#### DATA SECTION:
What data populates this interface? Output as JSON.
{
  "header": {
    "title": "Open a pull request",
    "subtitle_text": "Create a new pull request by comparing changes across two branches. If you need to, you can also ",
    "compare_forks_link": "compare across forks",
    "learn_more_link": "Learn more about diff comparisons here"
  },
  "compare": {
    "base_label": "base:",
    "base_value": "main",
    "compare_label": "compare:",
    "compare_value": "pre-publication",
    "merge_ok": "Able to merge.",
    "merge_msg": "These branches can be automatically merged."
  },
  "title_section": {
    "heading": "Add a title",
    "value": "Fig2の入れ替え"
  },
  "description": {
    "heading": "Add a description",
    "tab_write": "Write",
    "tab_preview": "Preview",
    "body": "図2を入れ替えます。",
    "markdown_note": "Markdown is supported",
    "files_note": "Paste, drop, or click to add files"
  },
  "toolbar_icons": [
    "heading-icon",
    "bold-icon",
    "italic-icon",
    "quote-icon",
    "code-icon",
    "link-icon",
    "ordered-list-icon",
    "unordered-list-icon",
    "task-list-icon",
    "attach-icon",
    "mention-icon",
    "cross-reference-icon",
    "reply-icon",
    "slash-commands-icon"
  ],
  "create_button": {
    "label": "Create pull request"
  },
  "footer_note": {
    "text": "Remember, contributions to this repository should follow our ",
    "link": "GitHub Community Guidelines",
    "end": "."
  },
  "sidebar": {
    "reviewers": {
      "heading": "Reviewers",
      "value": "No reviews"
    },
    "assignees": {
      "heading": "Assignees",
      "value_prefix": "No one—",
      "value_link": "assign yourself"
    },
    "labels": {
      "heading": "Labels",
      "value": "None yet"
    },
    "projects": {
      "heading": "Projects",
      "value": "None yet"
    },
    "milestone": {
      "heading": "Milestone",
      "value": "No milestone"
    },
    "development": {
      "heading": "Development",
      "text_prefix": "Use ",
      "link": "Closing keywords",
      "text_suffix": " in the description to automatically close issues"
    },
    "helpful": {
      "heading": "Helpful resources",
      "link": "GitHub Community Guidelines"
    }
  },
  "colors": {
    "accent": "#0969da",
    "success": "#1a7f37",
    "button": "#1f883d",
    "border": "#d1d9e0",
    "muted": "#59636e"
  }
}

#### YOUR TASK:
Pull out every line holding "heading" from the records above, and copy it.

#### TASK OUTPUT:
    "heading": "Add a title",
    "heading": "Add a description",
    "heading-icon",
      "heading": "Reviewers",
      "heading": "Assignees",
      "heading": "Labels",
      "heading": "Projects",
      "heading": "Milestone",
      "heading": "Development",
      "heading": "Helpful resources",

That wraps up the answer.